--- Source records ---
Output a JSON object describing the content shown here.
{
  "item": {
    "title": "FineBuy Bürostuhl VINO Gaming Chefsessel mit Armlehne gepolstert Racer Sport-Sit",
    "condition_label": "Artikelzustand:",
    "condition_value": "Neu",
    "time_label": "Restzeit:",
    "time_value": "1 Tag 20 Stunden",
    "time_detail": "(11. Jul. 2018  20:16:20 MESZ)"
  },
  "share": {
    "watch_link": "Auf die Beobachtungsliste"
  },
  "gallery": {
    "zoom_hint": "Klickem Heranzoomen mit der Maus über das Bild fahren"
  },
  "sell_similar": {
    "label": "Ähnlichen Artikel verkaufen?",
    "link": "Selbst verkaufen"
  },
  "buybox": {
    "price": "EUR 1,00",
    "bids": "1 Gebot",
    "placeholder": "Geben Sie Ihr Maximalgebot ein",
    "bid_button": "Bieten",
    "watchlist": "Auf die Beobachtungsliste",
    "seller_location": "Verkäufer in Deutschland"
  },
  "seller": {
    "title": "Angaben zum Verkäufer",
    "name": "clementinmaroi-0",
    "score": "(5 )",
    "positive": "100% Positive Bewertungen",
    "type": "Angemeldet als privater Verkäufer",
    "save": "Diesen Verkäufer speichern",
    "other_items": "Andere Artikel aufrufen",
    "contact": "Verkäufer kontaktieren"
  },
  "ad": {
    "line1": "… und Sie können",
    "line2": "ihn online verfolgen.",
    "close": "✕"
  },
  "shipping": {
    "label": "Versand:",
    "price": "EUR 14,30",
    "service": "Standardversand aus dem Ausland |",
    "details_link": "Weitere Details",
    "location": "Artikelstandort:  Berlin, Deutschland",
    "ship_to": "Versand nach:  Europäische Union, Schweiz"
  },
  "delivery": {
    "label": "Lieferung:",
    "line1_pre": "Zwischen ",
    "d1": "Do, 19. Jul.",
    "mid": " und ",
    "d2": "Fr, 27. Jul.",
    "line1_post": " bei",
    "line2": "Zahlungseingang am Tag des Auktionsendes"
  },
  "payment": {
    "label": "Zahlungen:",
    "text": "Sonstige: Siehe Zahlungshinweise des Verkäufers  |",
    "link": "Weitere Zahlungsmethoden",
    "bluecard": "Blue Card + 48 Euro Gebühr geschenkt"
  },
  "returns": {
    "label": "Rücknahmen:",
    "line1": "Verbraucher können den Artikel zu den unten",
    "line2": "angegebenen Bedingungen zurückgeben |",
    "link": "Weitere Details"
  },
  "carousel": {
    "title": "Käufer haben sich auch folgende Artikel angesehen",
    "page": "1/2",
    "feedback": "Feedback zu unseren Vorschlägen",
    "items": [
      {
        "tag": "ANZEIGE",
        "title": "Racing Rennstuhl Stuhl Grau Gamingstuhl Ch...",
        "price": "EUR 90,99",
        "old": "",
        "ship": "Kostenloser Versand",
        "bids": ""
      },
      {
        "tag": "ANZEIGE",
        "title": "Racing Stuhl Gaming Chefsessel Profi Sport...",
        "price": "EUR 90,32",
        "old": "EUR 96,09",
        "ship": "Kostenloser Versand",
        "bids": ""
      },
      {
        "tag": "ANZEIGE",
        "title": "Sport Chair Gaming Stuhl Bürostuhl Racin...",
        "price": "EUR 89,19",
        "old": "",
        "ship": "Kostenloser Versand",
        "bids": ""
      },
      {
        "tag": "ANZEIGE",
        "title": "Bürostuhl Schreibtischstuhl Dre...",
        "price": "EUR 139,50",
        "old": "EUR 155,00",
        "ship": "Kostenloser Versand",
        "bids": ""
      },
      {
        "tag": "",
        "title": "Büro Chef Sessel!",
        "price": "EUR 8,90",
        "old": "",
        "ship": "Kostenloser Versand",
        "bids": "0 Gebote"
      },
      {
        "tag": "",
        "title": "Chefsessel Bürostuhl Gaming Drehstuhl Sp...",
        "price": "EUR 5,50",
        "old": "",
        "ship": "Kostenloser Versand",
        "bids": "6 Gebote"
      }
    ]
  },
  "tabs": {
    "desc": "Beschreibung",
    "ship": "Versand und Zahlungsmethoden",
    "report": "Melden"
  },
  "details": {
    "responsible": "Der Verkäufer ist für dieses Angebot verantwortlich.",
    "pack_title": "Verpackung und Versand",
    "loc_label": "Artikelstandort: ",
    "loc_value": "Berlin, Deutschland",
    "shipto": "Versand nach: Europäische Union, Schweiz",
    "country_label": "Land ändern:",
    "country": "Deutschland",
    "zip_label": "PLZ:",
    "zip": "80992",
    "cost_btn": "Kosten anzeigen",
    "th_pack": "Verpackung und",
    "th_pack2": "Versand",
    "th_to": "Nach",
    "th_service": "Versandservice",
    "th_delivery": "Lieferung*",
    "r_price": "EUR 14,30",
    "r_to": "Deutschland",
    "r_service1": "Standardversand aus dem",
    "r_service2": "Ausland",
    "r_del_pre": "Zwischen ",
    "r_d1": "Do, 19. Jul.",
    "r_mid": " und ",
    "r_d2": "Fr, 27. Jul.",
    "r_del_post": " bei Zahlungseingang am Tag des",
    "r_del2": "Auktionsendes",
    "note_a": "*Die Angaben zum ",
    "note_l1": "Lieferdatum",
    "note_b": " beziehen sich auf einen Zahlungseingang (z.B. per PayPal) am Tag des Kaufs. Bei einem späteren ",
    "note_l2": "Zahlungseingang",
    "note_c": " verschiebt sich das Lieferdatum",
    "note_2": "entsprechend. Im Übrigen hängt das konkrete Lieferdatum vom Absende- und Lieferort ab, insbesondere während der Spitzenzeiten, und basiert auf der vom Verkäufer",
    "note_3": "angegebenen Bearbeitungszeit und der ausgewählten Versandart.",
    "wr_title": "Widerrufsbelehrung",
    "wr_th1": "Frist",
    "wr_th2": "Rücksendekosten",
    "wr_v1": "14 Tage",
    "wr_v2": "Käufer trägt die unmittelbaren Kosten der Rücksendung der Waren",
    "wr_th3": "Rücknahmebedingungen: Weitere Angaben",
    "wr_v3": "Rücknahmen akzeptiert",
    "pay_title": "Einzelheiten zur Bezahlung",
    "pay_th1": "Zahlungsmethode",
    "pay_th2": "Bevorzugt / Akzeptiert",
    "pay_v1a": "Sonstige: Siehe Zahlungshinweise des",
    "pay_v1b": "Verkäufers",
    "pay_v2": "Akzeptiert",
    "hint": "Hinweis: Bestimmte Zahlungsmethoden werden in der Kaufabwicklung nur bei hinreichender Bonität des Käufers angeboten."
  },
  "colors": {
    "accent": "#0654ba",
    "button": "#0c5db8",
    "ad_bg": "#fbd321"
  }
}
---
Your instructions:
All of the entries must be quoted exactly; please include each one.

Exercise result:
Output a JSON object describing the content shown here.
{
  "item": {
    "title": "FineBuy Bürostuhl VINO Gaming Chefsessel mit Armlehne gepolstert Racer Sport-Sit",
    "condition_label": "Artikelzustand:",
    "condition_value": "Neu",
    "time_label": "Restzeit:",
    "time_value": "1 Tag 20 Stunden",
    "time_detail": "(11. Jul. 2018  20:16:20 MESZ)"
  },
  "share": {
    "watch_link": "Auf die Beobachtungsliste"
  },
  "gallery": {
    "zoom_hint": "Klickem Heranzoomen mit der Maus über das Bild fahren"
  },
  "sell_similar": {
    "label": "Ähnlichen Artikel verkaufen?",
    "link": "Selbst verkaufen"
  },
  "buybox": {
    "price": "EUR 1,00",
    "bids": "1 Gebot",
    "placeholder": "Geben Sie Ihr Maximalgebot ein",
    "bid_button": "Bieten",
    "watchlist": "Auf die Beobachtungsliste",
    "seller_location": "Verkäufer in Deutschland"
  },
  "seller": {
    "title": "Angaben zum Verkäufer",
    "name": "clementinmaroi-0",
    "score": "(5 )",
    "positive": "100% Positive Bewertungen",
    "type": "Angemeldet als privater Verkäufer",
    "save": "Diesen Verkäufer speichern",
    "other_items": "Andere Artikel aufrufen",
    "contact": "Verkäufer kontaktieren"
  },
  "ad": {
    "line1": "… und Sie können",
    "line2": "ihn online verfolgen.",
    "close": "✕"
  },
  "shipping": {
    "label": "Versand:",
    "price": "EUR 14,30",
    "service": "Standardversand aus dem Ausland |",
    "details_link": "Weitere Details",
    "location": "Artikelstandort:  Berlin, Deutschland",
    "ship_to": "Versand nach:  Europäische Union, Schweiz"
  },
  "delivery": {
    "label": "Lieferung:",
    "line1_pre": "Zwischen ",
    "d1": "Do, 19. Jul.",
    "mid": " und ",
    "d2": "Fr, 27. Jul.",
    "line1_post": " bei",
    "line2": "Zahlungseingang am Tag des Auktionsendes"
  },
  "payment": {
    "label": "Zahlungen:",
    "text": "Sonstige: Siehe Zahlungshinweise des Verkäufers  |",
    "link": "Weitere Zahlungsmethoden",
    "bluecard": "Blue Card + 48 Euro Gebühr geschenkt"
  },
  "returns": {
    "label": "Rücknahmen:",
    "line1": "Verbraucher können den Artikel zu den unten",
    "line2": "angegebenen Bedingungen zurückgeben |",
    "link": "Weitere Details"
  },
  "carousel": {
    "title": "Käufer haben sich auch folgende Artikel angesehen",
    "page": "1/2",
    "feedback": "Feedback zu unseren Vorschlägen",
    "items": [
      {
        "tag": "ANZEIGE",
        "title": "Racing Rennstuhl Stuhl Grau Gamingstuhl Ch...",
        "price": "EUR 90,99",
        "old": "",
        "ship": "Kostenloser Versand",
        "bids": ""
      },
      {
        "tag": "ANZEIGE",
        "title": "Racing Stuhl Gaming Chefsessel Profi Sport...",
        "price": "EUR 90,32",
        "old": "EUR 96,09",
        "ship": "Kostenloser Versand",
        "bids": ""
      },
      {
        "tag": "ANZEIGE",
        "title": "Sport Chair Gaming Stuhl Bürostuhl Racin...",
        "price": "EUR 89,19",
        "old": "",
        "ship": "Kostenloser Versand",
        "bids": ""
      },
      {
        "tag": "ANZEIGE",
        "title": "Bürostuhl Schreibtischstuhl Dre...",
        "price": "EUR 139,50",
        "old": "EUR 155,00",
        "ship": "Kostenloser Versand",
        "bids": ""
      },
      {
        "tag": "",
        "title": "Büro Chef Sessel!",
        "price": "EUR 8,90",
        "old": "",
        "ship": "Kostenloser Versand",
        "bids": "0 Gebote"
      },
      {
        "tag": "",
        "title": "Chefsessel Bürostuhl Gaming Drehstuhl Sp...",
        "price": "EUR 5,50",
        "old": "",
        "ship": "Kostenloser Versand",
        "bids": "6 Gebote"
      }
    ]
  },
  "tabs": {
    "desc": "Beschreibung",
    "ship": "Versand und Zahlungsmethoden",
    "report": "Melden"
  },
  "details": {
    "responsible": "Der Verkäufer ist für dieses Angebot verantwortlich.",
    "pack_title": "Verpackung und Versand",
    "loc_label": "Artikelstandort: ",
    "loc_value": "Berlin, Deutschland",
    "shipto": "Versand nach: Europäische Union, Schweiz",
    "country_label": "Land ändern:",
    "country": "Deutschland",
    "zip_label": "PLZ:",
    "zip": "80992",
    "cost_btn": "Kosten anzeigen",
    "th_pack": "Verpackung und",
    "th_pack2": "Versand",
    "th_to": "Nach",
    "th_service": "Versandservice",
    "th_delivery": "Lieferung*",
    "r_price": "EUR 14,30",
    "r_to": "Deutschland",
    "r_service1": "Standardversand aus dem",
    "r_service2": "Ausland",
    "r_del_pre": "Zwischen ",
    "r_d1": "Do, 19. Jul.",
    "r_mid": " und ",
    "r_d2": "Fr, 27. Jul.",
    "r_del_post": " bei Zahlungseingang am Tag des",
    "r_del2": "Auktionsendes",
    "note_a": "*Die Angaben zum ",
    "note_l1": "Lieferdatum",
    "note_b": " beziehen sich auf einen Zahlungseingang (z.B. per PayPal) am Tag des Kaufs. Bei einem späteren ",
    "note_l2": "Zahlungseingang",
    "note_c": " verschiebt sich das Lieferdatum",
    "note_2": "entsprechend. Im Übrigen hängt das konkrete Lieferdatum vom Absende- und Lieferort ab, insbesondere während der Spitzenzeiten, und basiert auf der vom Verkäufer",
    "note_3": "angegebenen Bearbeitungszeit und der ausgewählten Versandart.",
    "wr_title": "Widerrufsbelehrung",
    "wr_th1": "Frist",
    "wr_th2": "Rücksendekosten",
    "wr_v1": "14 Tage",
    "wr_v2": "Käufer trägt die unmittelbaren Kosten der Rücksendung der Waren",
    "wr_th3": "Rücknahmebedingungen: Weitere Angaben",
    "wr_v3": "Rücknahmen akzeptiert",
    "pay_title": "Einzelheiten zur Bezahlung",
    "pay_th1": "Zahlungsmethode",
    "pay_th2": "Bevorzugt / Akzeptiert",
    "pay_v1a": "Sonstige: Siehe Zahlungshinweise des",
    "pay_v1b": "Verkäufers",
    "pay_v2": "Akzeptiert",
    "hint": "Hinweis: Bestimmte Zahlungsmethoden werden in der Kaufabwicklung nur bei hinreichender Bonität des Käufers angeboten."
  },
  "colors": {
    "accent": "#0654ba",
    "button": "#0c5db8",
    "ad_bg": "#fbd321"
  }
}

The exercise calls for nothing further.